Mitani finds Yukiko as graceful and charming as Chikako had promised: “She carried a bundle wrapped in a kerchief, the thousand-crane pattern in white on a pink crape background.” The colors of the cloth and the auspicious cranes, signifying a long and happy life, suggest that Yukiko is indeed the right bride for Mitani. The situation is complicated, however, by the uninvited presence of Mrs. Ota and her daughter Fumiko. Tea is served Mitani, and then Mrs. Ota, in a black Oribe bowl originally belonging to Mrs. Ota’s husband, then to Mitani’s father, and now to Chikako. The bowl itself is a valuable utensil, dating from the sixteenth century when the rituals of the tea ceremony were codified. The effect of sharing this relic is to prompt Mitani and Mrs. Ota into bed together on their way home from the gathering. While Mrs. Ota is at least twenty years older than he, Mitani “felt as if he had for the first time known woman, and as if for the first time he had known himself as a man.” Two weeks later, however, Fumiko visits Mitani at his home and says that she has taken steps to prevent her mother from seeing Mitani. It is inappropriate, Fumiko adds, in the light of the fact that he is clearly going to marry Yukiko Inamura.
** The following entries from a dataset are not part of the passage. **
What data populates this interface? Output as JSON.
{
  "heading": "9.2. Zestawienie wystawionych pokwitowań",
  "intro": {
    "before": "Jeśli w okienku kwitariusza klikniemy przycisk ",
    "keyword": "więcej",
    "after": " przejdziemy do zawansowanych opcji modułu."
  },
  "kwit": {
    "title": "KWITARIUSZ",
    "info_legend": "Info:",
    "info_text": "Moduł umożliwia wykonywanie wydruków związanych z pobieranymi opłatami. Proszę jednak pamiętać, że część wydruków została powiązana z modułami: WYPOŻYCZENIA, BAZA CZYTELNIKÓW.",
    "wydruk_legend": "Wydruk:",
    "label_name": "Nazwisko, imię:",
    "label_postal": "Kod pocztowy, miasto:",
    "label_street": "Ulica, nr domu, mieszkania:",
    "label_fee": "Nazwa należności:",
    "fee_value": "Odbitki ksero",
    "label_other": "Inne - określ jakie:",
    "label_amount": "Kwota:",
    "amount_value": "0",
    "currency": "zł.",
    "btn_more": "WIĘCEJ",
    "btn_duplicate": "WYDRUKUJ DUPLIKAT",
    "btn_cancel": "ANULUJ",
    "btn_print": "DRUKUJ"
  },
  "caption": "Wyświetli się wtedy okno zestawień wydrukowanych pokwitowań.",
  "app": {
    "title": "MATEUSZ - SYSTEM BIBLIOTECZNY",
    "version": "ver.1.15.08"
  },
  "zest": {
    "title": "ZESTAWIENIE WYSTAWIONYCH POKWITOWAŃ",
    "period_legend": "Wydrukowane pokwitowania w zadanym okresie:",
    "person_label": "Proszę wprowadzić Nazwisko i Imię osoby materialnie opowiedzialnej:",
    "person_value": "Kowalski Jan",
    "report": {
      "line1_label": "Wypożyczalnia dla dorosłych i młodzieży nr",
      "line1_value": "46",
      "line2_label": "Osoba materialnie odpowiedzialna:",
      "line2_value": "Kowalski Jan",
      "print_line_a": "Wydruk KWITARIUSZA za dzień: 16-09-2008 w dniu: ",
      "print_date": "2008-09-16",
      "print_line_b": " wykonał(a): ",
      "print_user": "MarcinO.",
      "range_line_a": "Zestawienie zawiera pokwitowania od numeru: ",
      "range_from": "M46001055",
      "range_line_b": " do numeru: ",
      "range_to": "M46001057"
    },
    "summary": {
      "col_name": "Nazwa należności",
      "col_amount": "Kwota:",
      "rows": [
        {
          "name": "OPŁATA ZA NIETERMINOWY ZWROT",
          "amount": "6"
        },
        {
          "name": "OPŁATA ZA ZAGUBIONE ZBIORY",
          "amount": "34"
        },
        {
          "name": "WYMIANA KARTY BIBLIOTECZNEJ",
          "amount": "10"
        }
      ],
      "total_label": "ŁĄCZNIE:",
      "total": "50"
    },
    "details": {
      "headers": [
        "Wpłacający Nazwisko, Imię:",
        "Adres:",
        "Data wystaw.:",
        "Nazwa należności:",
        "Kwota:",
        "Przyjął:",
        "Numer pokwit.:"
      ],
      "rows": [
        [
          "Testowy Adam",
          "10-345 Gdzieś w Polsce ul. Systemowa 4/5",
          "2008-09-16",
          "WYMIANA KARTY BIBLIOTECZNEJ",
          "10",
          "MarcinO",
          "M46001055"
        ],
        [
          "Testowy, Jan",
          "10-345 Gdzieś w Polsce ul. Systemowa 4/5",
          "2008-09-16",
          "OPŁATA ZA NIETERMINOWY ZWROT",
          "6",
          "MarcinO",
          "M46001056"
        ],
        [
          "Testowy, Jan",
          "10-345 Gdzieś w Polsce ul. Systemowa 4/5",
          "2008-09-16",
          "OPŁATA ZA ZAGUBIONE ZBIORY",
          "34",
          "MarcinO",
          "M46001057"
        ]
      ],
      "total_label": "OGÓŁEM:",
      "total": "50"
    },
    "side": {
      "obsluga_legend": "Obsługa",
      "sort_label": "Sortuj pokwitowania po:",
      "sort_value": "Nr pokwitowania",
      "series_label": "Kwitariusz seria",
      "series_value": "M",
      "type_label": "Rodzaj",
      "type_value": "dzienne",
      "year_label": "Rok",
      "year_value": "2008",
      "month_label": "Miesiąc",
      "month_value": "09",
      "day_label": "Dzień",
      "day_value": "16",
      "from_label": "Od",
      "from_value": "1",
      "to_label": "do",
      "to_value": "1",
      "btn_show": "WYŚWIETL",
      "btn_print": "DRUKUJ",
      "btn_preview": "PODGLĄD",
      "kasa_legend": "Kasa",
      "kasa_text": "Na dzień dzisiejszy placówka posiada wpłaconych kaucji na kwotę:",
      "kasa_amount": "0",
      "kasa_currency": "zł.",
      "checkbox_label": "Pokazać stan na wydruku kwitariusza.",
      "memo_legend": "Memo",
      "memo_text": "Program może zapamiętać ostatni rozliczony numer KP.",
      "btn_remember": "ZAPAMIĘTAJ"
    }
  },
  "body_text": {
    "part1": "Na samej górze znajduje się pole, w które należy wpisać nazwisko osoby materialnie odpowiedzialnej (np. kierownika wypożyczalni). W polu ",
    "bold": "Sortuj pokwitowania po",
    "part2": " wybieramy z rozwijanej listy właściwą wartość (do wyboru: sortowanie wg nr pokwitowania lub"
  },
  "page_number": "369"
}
On the anniversary of the day of Mitani’s late father’s annual tea ceremony, held in a cottage in the garden of their home, Chikako arrives unannounced to arrange a memorial ceremony. She calls Mitani at his down-town Tokyo office and tells him to come home. She has invited Yukiko. The evening is a pleasant one, and Mitani can imagine himself marrying Yukiko. The next day, however, Mrs. Ota arrives at the house, tears in her eyes, having been telephoned by Chikako with the news that a marriage has been arranged between Yukiko and Mitani. He denies this but accuses Mrs. Ota...

(The entire section is 1145 words.)